[Action item] Search the records for the string "instructions", then copy each line where it appears.

[Data provided]
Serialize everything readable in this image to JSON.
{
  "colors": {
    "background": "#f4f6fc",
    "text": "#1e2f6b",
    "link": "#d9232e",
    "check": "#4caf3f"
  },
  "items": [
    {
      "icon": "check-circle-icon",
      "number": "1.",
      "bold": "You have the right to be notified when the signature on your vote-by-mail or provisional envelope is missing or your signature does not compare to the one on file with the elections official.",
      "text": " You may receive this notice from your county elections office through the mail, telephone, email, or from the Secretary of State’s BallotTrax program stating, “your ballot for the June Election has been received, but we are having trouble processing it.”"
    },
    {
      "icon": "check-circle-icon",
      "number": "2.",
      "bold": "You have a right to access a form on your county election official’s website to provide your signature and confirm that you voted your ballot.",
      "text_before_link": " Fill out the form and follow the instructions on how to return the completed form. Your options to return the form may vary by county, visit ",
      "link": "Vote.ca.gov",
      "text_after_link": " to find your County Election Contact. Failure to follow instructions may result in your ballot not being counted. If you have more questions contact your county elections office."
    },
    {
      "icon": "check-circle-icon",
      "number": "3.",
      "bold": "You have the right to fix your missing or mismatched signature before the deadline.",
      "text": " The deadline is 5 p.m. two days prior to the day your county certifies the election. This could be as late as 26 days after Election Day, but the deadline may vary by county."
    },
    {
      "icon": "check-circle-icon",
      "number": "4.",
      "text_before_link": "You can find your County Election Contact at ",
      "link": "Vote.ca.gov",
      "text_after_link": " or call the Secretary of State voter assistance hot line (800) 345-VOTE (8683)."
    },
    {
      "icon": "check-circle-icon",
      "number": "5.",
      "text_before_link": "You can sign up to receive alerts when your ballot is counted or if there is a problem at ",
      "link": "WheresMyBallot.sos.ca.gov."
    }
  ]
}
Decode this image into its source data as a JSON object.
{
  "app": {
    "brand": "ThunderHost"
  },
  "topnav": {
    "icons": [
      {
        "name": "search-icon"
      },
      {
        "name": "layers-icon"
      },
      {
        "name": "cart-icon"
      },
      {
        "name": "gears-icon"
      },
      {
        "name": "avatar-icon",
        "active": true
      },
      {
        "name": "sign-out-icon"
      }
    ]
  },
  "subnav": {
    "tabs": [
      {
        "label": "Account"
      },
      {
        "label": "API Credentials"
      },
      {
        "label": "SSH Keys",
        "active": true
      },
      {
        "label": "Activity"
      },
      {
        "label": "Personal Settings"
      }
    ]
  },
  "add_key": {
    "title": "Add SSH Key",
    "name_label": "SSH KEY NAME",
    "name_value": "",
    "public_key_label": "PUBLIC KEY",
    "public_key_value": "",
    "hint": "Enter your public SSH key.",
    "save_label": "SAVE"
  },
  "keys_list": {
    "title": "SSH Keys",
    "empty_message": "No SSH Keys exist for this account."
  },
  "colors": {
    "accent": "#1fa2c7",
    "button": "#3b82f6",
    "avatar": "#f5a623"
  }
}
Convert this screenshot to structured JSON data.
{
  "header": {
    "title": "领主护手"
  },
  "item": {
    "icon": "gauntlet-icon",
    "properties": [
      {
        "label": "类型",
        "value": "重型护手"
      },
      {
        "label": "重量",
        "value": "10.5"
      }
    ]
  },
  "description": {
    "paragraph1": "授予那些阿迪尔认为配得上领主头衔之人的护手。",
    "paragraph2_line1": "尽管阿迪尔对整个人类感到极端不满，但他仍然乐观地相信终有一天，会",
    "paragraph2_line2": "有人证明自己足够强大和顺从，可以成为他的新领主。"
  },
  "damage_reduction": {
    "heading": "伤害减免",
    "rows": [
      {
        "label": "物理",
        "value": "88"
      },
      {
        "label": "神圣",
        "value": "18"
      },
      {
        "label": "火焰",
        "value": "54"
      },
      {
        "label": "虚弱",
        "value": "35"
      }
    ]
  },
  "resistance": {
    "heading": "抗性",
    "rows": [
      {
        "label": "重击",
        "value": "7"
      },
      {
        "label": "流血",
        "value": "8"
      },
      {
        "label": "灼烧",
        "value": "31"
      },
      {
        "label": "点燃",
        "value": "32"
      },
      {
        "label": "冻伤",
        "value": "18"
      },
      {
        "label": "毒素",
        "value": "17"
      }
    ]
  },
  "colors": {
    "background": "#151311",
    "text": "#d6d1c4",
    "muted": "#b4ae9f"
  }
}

[Problem solution]
      "text_before_link": " Fill out the form and follow the instructions on how to return the completed form. Your options to return the form may vary by county, visit ",
      "text_after_link": " to find your County Election Contact. Failure to follow instructions may result in your ballot not being counted. If you have more questions contact your county elections office."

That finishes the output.